Houses in Maliku are the property of the female line. Men, throughout their lives, have the right of a kot in their mother’s house. Members of the house are the siblings and the children of the sisters. All the members carry the same house name throughout their lives. Persons with the same house name are prohibited from marrying one another. At the outset, marriage is a visiting marriage. Ideally, husbands come after dinner and leave their wives’ house before breakfast. During the daytime, they come for tea in the afternoon. They take the rest of their meals in their mother’s house. As a couple grows older a husband spends more and more time in his wife’s house until finally the daily rhythm is reversed: he takes his meals in his wife’s house and visits his mother’s for tea in the afternoon. But, at least once a day he has to visit his house, even if his mother is no longer alive. Discontinuing visits to a house is a definite sign of being ruli (angry), that means breaking a relationship.
The main attraction of the island is its carefully arranged villages, known as Athiris. Each Athiri has its own internal organization headed by a Moopan, around which the life of the community rests. They have their own village house, their own streets, bathing tanks, places of worship and burial. The public clubs for men and women which were the centers of a day night life in olden days are extinct now, but the buildings are still maintained in tact. Another curious remnant of old life in the island is the sheds where profligate men and women were exposed to communal punishment.
The cultural traits of Minicoy differ from those of any other island in Lakshadweep. Manners, customs and food are similar to those of the neighboring Maldives a dialect of Dhivehi or Mahl, is the language spoken on the island. This language employs the Ta-na script, written from right to left. The 9500 inhabitants of Minicoy were Buddhist before, but now are mostly Sunni Muslims.
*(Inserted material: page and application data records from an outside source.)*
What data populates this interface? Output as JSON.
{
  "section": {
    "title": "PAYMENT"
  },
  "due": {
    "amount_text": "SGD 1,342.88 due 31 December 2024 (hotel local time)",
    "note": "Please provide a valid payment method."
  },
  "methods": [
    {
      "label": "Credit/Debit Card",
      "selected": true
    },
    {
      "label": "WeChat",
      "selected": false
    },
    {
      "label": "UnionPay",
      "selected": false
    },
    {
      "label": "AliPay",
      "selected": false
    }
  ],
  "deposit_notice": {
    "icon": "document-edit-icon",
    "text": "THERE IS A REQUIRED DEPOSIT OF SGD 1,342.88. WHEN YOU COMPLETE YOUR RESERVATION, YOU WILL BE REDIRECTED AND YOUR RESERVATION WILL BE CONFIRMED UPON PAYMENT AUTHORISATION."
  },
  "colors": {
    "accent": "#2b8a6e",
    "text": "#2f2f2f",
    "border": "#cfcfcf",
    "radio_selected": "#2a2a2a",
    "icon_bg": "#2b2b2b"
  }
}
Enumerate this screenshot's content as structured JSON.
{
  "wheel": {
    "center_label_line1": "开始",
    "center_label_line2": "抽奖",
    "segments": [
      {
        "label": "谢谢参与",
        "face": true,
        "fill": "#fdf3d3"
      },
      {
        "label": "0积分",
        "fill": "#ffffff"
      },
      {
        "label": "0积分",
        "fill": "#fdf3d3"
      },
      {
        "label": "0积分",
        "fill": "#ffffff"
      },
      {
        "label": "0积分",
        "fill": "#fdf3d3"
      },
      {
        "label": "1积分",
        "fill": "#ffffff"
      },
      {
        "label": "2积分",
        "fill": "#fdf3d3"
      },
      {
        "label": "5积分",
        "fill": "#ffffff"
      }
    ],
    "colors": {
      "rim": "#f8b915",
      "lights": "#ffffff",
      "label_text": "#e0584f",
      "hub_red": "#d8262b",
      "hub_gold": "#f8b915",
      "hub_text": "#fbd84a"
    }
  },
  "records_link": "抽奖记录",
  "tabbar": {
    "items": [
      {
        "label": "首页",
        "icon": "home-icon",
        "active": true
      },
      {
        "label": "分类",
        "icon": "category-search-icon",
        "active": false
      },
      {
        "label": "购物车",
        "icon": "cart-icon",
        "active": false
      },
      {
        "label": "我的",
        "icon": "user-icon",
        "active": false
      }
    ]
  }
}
The houses, which stand in their own private enclosures, are arranged in streets. All the houses have a swing cot made of wood which is beautifully furnished and painted in different hues. In Minicoy there are 10 villages in the island. Each village is headed by a Bodukaka (big brother) and a Bodudatha (Big Sister) assisted by a 2nd Bodukaka and a 2nd Bodudatha. First Bodukaka looks after the internal matters of the village and 2nd Bodukaka the external affairs.
Each village has a village house where baemedu (assemblage of villagers) is held. The assemble of people from all the villages is known as havaru. As source of income a village has fishing boats, country crafts and coconut trees. Common feasts are conducted at the village house during the celebrations of Eid and other festive occasions.
Once back on the ship, the journey resumed, we realized that ships air conditioner was still not repaired. We wondered how to spend without air conditioner. Later during the dinner we met the chief engineer of the ship who promised that the AC will be repaired in an hour or so. We went to bed hoping the AC will be on soon. But our hope remained just a hope and the room remained just as hot and sultry till we reached Kavaratti Island next day.
EXIF info – Aperture : ƒ/10 | Camera : Canon EOS 5D Mark II | Taken : 19 April, 2010 | Flash fired : no | Focal length : 16mm | ISO : 200 | Location : 8° 17′ 3.82272″ N 73° 3′ 24.733079847909″ E | Shutter speed : 1/400s | Images and content Copyright © Krishna Mohan. Please contact me to purchase prints or for image publication license.